Doug Ford is making his own advertorial newscasts these days, bypassing the press and just running stuff on the Internet.
That's how little skill it takes to do it.
But as usual, the Toronto Star is tying to spin his own unreasonable facsimile as having respect for the media as they jab him.
Sorry, children, it is a jab to you to let you know that it takes no effort to emulate a newscast. He doesn't need actual journalists covering him, just a Ford Nation brand.
And it is a brand that's proven stronger than the Star brand. This is the same newspaper that speculated that Rob Ford's death would weaken Ford Nation.
It was strong enough to secure Doug Ford a victory as Ontario PC leader. The Star, on the other hand, is spending days begging the federal government for free money to subsist.
The Liberals are throwing temper tantrums, demanding an investigation over them...even though former CBC and City TV journalist Ben Chin did the same thing for the Liberals in 2007 (who won that round, by the way), and went on over to the party in both British Columbia, and then for the federal Liberals.
And that tells you something else about journalism: it is the breeding ground for partisanship, and picking sides all in the hopes of a patronage appointment for your loyalty.
Doug Ford knows it, and just cut out the middleman because they aren't needed anymore.

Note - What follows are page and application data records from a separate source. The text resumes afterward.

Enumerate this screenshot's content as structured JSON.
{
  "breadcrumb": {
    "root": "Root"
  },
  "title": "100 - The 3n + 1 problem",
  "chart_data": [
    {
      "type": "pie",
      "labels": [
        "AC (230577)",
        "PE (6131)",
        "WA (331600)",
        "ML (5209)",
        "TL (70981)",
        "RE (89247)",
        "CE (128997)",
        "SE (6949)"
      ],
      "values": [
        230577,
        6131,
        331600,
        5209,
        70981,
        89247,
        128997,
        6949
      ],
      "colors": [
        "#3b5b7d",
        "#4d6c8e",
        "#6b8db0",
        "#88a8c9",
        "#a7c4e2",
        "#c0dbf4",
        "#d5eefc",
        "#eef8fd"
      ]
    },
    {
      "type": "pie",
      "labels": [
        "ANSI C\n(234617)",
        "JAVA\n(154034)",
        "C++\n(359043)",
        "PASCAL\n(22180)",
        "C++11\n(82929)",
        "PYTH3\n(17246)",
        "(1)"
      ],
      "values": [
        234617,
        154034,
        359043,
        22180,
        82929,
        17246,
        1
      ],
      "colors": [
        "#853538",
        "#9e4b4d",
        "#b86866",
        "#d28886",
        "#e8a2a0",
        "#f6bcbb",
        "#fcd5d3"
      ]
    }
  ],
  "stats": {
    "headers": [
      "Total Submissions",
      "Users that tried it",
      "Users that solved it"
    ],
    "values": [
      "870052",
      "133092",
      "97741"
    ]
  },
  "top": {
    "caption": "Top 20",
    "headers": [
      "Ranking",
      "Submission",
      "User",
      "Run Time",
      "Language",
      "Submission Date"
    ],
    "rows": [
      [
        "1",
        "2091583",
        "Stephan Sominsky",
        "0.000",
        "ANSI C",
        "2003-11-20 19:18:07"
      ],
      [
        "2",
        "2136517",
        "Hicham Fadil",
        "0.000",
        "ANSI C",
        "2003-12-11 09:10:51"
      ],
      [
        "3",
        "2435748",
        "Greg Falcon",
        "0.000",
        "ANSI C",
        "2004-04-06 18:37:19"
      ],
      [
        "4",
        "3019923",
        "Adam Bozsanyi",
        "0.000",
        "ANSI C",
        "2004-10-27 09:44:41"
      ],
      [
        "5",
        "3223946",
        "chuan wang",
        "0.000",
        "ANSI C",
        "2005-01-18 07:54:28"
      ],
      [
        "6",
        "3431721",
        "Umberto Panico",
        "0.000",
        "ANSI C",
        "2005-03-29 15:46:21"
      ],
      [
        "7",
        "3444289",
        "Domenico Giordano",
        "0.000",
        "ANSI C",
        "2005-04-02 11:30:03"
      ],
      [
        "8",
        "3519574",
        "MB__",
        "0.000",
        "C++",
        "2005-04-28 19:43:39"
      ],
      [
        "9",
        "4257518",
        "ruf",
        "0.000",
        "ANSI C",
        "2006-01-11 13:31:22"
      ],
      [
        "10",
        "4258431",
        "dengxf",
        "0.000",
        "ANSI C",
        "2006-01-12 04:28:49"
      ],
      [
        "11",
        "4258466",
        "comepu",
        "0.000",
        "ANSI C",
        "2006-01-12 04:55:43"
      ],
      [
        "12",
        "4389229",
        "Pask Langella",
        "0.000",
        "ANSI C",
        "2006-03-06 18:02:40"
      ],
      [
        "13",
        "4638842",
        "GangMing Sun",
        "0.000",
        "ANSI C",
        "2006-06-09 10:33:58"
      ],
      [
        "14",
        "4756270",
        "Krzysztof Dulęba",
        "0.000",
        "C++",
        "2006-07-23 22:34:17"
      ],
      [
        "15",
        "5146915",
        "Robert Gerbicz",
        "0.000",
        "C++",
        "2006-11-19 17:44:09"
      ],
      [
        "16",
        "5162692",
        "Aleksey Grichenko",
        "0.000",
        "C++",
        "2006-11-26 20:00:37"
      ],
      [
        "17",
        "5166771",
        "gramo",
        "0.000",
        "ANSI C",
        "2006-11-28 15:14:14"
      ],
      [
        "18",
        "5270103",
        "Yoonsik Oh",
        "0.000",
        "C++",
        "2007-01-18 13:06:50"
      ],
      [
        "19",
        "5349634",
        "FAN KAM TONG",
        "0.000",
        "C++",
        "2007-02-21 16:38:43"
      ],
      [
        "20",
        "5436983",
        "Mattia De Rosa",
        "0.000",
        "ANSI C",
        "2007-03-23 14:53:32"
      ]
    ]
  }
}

Anyone can make a newscast. With a smart phone and a Twitter account, you can make any kind of citizen news outlet you want.

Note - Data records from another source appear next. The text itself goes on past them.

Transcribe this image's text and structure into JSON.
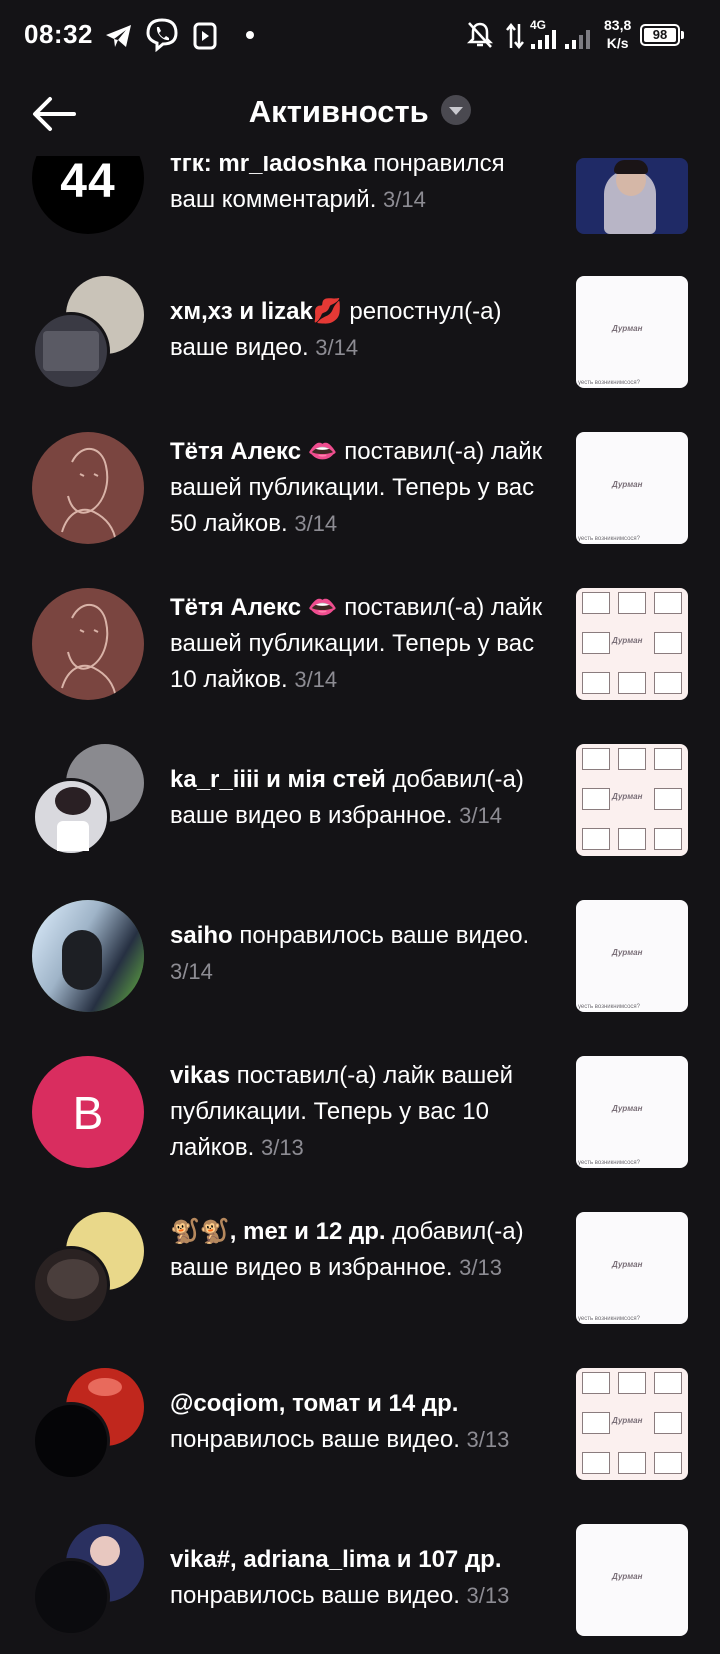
{
  "status_bar": {
    "time": "08:32",
    "network": "4G",
    "speed_value": "83,8",
    "speed_unit": "K/s",
    "battery": "98",
    "icons": [
      "telegram-icon",
      "viber-icon",
      "media-icon",
      "dot-icon",
      "mute-icon",
      "data-arrows-icon",
      "signal-icon",
      "signal-icon-2",
      "battery-icon"
    ]
  },
  "header": {
    "title": "Активность",
    "back_icon": "arrow-left-icon",
    "dropdown_icon": "caret-down-icon"
  },
  "colors": {
    "background": "#141316",
    "date_gray": "#8d8c93",
    "avatar_pink": "#d92d5f"
  },
  "notifications": [
    {
      "user": "тгк: mr_ladoshka",
      "action": " понравился ваш комментарий.",
      "date": "3/14",
      "avatar_text": "44"
    },
    {
      "user": "хм,хз и lizak💋",
      "action": " репостнул(-а) ваше видео.",
      "date": "3/14"
    },
    {
      "user": "Тётя Алекс 👄",
      "action": " поставил(-а) лайк вашей публикации. Теперь у вас 50 лайков.",
      "date": "3/14"
    },
    {
      "user": "Тётя Алекс 👄",
      "action": " поставил(-а) лайк вашей публикации. Теперь у вас 10 лайков.",
      "date": "3/14"
    },
    {
      "user": "ka_r_iiii и мія стей",
      "action": " добавил(-а) ваше видео в избранное.",
      "date": "3/14"
    },
    {
      "user": "saiho",
      "action": " понравилось ваше видео.",
      "date": "3/14"
    },
    {
      "user": "vikas",
      "action": " поставил(-а) лайк вашей публикации. Теперь у вас 10 лайков.",
      "date": "3/13",
      "avatar_text": "B"
    },
    {
      "user": "🐒🐒, meɪ и 12 др.",
      "action": " добавил(-а) ваше видео в избранное.",
      "date": "3/13"
    },
    {
      "user": "@coqiom, томат и 14 др.",
      "action": " понравилось ваше видео.",
      "date": "3/13"
    },
    {
      "user": "vika#, adriana_lima и 107 др.",
      "action": " понравилось ваше видео.",
      "date": "3/13"
    }
  ],
  "thumb_text": {
    "logo": "Дурман",
    "caption": "уесть возникнимсося?"
  }
}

And it makes journalism obsolete.
So don't think you are making any jabs at Ford's expense.
He is merely pointing out it is 2018.
He doesn't need a media bus when he can get his own message out by himself.
And in spite of all that, he can win.
It is not a done deal, of course. Kathleen Wynne is tattling away nerd style, and it could work.
Or it can blow up in her face when voters remember all those irksome kids who tattled on them in their youth, and then give her the heave ho in a symbolic gesture.
It doesn't matter, but once upon a time, it would have been unthinkable to bypass the media in a campaign.
But these days, it is best way to increase your chances of winning -- and the Star would be best not to be so arrogant in their responses in a changing landscape...